by Eva Iversen, Copenhagen, 25.09.2010

Cooperative learning
brings democracy in the classrooom

What does cooperative learning mean?

You can say that COOPERATIVE LEARNING was invented by Dr. Spencer Kagan from California. In the sixties he and his team were studying how kids interacted when they were playing together. Which elements made the kids cooperate and which elements had the opposite effect. From their studies here Dr. Spencer Kagan and his team developed a new way of teaching, COOPERATIVE LEARNING.

Since 1990 many teachers in the USA have started practising this new method called, COOP.LEARNING. The method works both in the kindergarten as well as in the high school.

The idea behind COOP.LEARNING is that each and every pupil in a class is active during a lesson the whole time! No pupil is left/forgotten behind sitting inactive during lessons.

But how does a teacher fullfill such aims in a class-room with perhaps 28 pupils?

Well, the teacher makes the pupils work in teams.

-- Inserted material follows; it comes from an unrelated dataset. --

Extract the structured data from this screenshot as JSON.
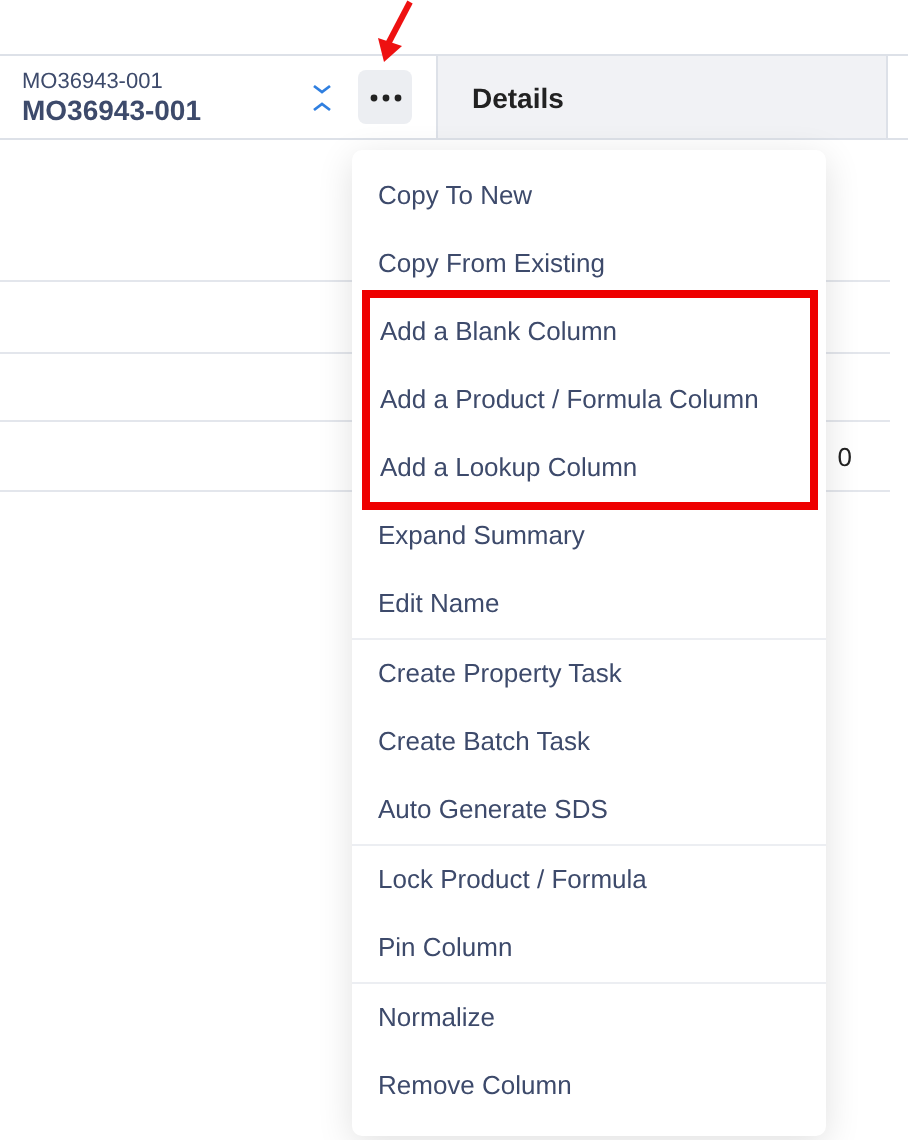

In each team there are 4 pupils. It is essential that the teacher forms the teams. Each team consists of a weak pupil, two pupils from the middle group and a bright pupil.

If possible two girls and two boys in a group, but it is certainly not a must. The four pupils must be seated like this, the weak pupil at the same desk as the middle one, the bright one at the same desk as the other middle pupil, and the weak pupil must be facing the middle pupil, and the bright one must be facing the other middle one.

If the number of pupils in a class is not divisible by four, you may put five pupils in some of the teams.

How does the teacher teach in cooperative learning?

A. The teacher sets a task.

B. Individual time for each pupil to consider how to solve the problem.

C. Dialogue with your neighbour, where you try to solve the problem. Discussion in the team in order to solve the problem.

The teamís solution to the problem is introduced to the whole class.

In this way each pupil in a class is active during the whole lesson. No pupil must sit inactive waiting until the teacher has got time for her/him. Every pupil is in a dialogue, gets sparring and has feedback in each lesson. Thatís why no one is getting bored and therefore starting making noise or disturbing the others.  

The pupils also become more responsible towards each other and towards the teaching going on.

This way of teaching brings democracy into the class-room.

Normally the teacher will form new teams after six weeks or so. It depends on the group of pupils you are teaching.

Class-room rules

This teaching may cause a lot of noise in a class-room. Therefore you need some rules.

We have a special sign for silence. The teacher puts up his hand, when he wants attention from his pupils, and when the pupils see his hand they also put up their hands and they stop talking or writing. It only takes a few seconds before the class is silent.

We also teach the pupils to use long and short voices, which means, you talk with a short voice when speaking to your neighbour, but you use a long voice when speaking to the whole class.

In this way the pupils learn how to control the noise in their class-room.